Funny thing is that this isn't all that unusual for creative people and their obsessions. How many times do we hear of actors and actresses who keep trying to land that elusive part that will make their career while they're waiting tables or parking cars? Or that painter who does his 'real' work at night in his studio waiting for that downtown gallery to realize he's a genius and give him that one-man show he deserves? Or the writer chipping away at that Great American Novel because that's his purpose in life even though no one wants to read it?
Truth is that it's not as easy to be a creative person in this world anymore and JUST be creative. There are no more patrons and grants are drying up faster than an ice cold Pepsi in the Sahara.
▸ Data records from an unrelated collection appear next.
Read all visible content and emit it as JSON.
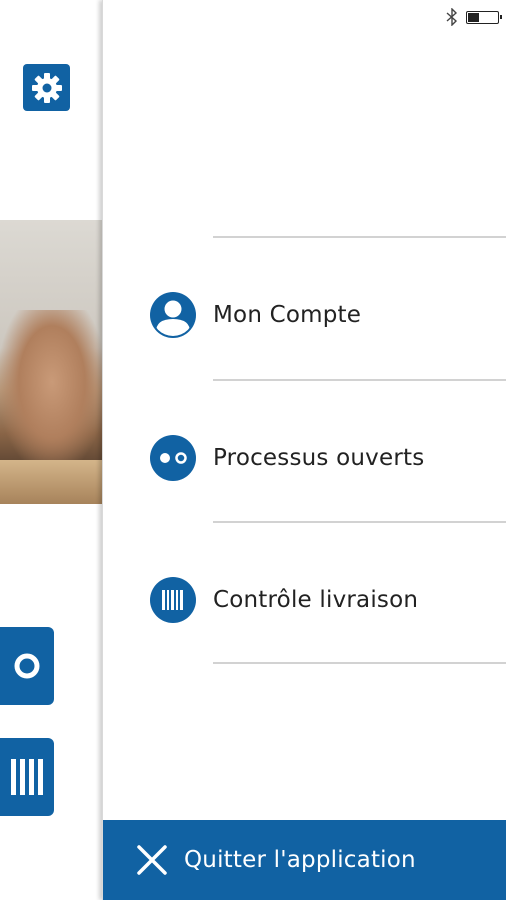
{
  "colors": {
    "accent": "#1162a3",
    "text": "#222222",
    "divider": "#d2d2d2",
    "quit_text": "#ffffff"
  },
  "status_bar": {
    "bluetooth_icon": "bluetooth-icon",
    "battery_icon": "battery-icon",
    "battery_level": 0.4
  },
  "background": {
    "settings_icon": "gear-icon",
    "tile_icons": [
      "circle-icon",
      "barcode-icon"
    ]
  },
  "menu": {
    "items": [
      {
        "label": "Mon Compte",
        "icon": "user-icon"
      },
      {
        "label": "Processus ouverts",
        "icon": "open-processes-icon"
      },
      {
        "label": "Contrôle livraison",
        "icon": "barcode-icon"
      }
    ]
  },
  "quit": {
    "label": "Quitter l'application",
    "icon": "close-icon"
  }
}
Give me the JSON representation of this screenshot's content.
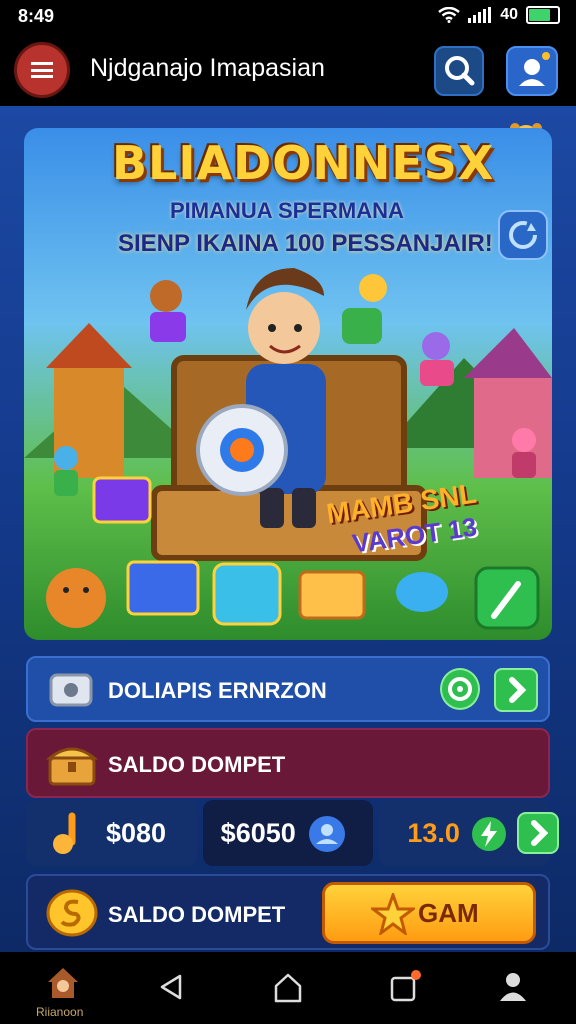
{
  "status_bar": {
    "time": "8:49",
    "network": "40"
  },
  "header": {
    "title": "Njdganajo Imapasian"
  },
  "banner": {
    "title": "BLIADONNESX",
    "subtitle_1": "PIMANUA SPERMANA",
    "subtitle_2": "SIENP IKAINA 100 PESSANJAIR!",
    "tag_1": "MAMB SNL",
    "tag_2": "VAROT 13"
  },
  "rows": {
    "row1_label": "DOLIAPIS ERNRZON",
    "row2_label": "SALDO DOMPET",
    "row3_label": "SALDO DOMPET"
  },
  "stats": {
    "value_1": "$080",
    "value_2": "$6050",
    "value_3": "13.0"
  },
  "action": {
    "claim_label": "GAM"
  },
  "bottom_nav": {
    "home_label": "Riianoon"
  },
  "colors": {
    "accent_yellow": "#ffc52a",
    "green": "#2fbf4f",
    "header_red": "#b8332d"
  }
}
And here's the really hard, painful truth for all of us... there isn't much need for so many creative people. There will always be really successful creative people at the top end. Those actors/writers/painters who make lots of money and live the life. But most of us are going to end up in that middle ground. The one filled with people who might be really good, but just aren't good enough. The place where no matter how hard you work or how many networking connections you make, that role, that gallery show, that book tour, that big time comic assignment, isn't going to happen.
Maturity, I think, lies in the ability to reach that point of understanding. To objectively look at your work and determine if it should remain the sole focus of your life. No one is saying you should abandon it completely; just the dream of that being your livelihood.
Americans love to say, "Never give up on your dreams." Funny, it's always the ones who succeed that say that. It's not the ones who have failed for the umpteenth time and they don't have the money for rent and the car needs repairs and there's no food in the house. The universe only needs and creates so many Walt Disneys or Henry Fords or even Stan Lees. Most of us will end up being Vince Colletta or, even worse, Ed Wood Jr.
We come to comics or acting or dance or music or writing or art because we love it, because it inspires us to be creative. But, in the end, only so many will go to the show. The rest of us will play out our days in the farm teams of A, AA or (if we're very good) AAA ball. And we'll be let go to try and make our ways the best we can because there's a shiny new crop of youngsters coming off the bus all the time, endlessly feeding the machine.
"No! I am not Prince Hamlet, nor was meant to be;
Am an attendant lord, one that will do
To swell a progress, start a scene or two,
Advise the prince; no doubt, an easy tool,
Deferential, glad to be of use,
Politic, cautious, and meticulous;
Full of high sentence, but a bit obtuse;
At times, almost ridiculous--
Almost, at times, The Fool."
"Love Song of J. Alfred Prufrock." T.S. Eliot
Sorry I wasn't more entertaining today. I'll try better tomorrow.